(Dataset excerpts)
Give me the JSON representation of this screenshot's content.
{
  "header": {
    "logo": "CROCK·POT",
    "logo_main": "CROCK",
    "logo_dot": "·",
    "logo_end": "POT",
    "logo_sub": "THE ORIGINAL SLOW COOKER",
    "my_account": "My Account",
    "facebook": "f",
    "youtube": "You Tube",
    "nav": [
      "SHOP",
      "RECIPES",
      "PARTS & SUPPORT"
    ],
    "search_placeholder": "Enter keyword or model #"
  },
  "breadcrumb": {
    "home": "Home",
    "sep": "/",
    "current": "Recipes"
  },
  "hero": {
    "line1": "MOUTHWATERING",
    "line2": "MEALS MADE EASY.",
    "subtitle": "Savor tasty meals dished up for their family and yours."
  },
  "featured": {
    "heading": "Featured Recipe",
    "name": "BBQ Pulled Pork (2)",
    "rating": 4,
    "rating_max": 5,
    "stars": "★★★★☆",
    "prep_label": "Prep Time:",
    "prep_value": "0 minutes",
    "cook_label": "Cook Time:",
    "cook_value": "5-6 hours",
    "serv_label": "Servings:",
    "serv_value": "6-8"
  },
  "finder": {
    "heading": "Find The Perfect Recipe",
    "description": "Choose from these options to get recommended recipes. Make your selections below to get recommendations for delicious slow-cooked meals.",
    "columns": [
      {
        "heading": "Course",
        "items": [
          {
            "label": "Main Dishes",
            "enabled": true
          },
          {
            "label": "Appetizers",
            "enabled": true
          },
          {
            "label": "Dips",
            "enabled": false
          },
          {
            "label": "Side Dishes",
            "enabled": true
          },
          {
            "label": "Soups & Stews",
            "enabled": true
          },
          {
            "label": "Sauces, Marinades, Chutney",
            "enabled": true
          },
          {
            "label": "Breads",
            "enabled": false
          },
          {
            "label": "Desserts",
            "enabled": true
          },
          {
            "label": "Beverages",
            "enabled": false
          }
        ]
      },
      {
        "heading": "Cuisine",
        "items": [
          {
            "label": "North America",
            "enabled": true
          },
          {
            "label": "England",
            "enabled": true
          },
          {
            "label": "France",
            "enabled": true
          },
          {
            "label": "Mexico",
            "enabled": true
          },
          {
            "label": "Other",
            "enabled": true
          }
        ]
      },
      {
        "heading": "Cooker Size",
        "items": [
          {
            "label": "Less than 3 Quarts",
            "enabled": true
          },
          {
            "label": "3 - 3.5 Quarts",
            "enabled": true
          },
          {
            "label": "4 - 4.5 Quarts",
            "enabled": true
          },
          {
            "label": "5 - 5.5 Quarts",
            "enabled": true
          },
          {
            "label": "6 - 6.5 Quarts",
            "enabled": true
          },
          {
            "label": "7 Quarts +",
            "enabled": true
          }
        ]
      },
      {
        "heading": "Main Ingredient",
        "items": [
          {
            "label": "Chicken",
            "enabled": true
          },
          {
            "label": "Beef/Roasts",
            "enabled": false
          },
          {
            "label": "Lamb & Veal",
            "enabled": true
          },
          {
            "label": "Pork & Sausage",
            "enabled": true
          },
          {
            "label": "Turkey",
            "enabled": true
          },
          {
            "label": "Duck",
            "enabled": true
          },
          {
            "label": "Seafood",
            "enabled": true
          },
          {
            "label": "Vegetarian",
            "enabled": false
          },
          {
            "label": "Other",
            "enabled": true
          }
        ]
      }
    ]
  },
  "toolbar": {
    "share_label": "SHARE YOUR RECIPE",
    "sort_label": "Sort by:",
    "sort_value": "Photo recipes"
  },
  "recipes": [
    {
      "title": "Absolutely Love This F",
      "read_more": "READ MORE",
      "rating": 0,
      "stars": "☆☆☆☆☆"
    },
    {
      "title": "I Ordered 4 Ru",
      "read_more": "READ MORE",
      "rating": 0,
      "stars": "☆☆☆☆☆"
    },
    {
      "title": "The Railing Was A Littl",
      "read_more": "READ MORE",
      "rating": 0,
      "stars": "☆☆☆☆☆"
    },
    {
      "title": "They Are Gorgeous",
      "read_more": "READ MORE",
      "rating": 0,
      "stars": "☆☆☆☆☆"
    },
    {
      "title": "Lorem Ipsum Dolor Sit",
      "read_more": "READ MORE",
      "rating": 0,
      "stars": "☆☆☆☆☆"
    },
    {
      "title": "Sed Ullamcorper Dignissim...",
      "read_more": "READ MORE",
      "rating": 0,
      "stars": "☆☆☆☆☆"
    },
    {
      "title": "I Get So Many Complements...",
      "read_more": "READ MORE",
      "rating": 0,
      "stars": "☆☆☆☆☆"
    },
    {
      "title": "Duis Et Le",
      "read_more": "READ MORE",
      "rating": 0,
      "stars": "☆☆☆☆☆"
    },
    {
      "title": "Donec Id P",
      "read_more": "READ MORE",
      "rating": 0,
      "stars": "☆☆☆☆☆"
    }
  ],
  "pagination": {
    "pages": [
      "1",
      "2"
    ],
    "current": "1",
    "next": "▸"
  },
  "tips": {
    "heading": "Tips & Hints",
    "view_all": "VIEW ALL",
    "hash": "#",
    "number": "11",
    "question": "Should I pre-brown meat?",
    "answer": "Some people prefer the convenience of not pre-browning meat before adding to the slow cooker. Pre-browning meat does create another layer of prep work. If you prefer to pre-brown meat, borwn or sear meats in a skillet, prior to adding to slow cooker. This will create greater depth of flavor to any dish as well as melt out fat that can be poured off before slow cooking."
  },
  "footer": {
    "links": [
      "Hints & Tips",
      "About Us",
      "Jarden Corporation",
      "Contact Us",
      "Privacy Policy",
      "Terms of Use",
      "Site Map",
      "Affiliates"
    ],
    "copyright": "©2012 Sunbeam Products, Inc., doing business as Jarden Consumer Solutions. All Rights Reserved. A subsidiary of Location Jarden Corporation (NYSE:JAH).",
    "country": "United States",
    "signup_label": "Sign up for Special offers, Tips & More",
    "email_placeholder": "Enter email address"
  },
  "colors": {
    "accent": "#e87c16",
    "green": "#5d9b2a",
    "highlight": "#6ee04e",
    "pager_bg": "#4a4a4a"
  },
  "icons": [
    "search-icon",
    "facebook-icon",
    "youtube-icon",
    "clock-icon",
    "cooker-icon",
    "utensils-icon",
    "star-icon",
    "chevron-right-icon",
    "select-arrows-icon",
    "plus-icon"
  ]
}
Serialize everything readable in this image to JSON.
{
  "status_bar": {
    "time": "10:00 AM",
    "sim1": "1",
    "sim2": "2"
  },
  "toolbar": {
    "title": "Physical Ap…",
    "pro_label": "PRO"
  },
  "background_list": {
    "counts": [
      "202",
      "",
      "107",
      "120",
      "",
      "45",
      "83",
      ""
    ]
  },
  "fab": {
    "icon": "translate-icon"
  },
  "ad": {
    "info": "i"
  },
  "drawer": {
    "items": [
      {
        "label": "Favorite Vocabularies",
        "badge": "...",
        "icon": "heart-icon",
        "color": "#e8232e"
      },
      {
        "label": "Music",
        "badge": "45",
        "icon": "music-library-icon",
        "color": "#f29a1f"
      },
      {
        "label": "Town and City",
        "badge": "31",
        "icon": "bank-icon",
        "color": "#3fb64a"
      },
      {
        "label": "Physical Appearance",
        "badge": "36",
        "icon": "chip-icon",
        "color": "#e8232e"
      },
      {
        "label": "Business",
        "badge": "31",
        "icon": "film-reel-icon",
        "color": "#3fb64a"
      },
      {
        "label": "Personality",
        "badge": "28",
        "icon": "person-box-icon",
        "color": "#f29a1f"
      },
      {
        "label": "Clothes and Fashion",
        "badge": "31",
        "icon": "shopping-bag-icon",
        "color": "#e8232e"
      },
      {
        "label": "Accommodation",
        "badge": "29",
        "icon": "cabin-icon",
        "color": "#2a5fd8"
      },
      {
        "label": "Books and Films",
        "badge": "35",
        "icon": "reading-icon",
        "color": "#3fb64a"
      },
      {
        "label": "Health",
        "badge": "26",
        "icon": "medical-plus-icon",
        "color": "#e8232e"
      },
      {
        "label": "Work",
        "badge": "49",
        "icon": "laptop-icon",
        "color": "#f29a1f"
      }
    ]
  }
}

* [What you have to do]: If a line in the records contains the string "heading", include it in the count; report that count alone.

* [Finished task]: 7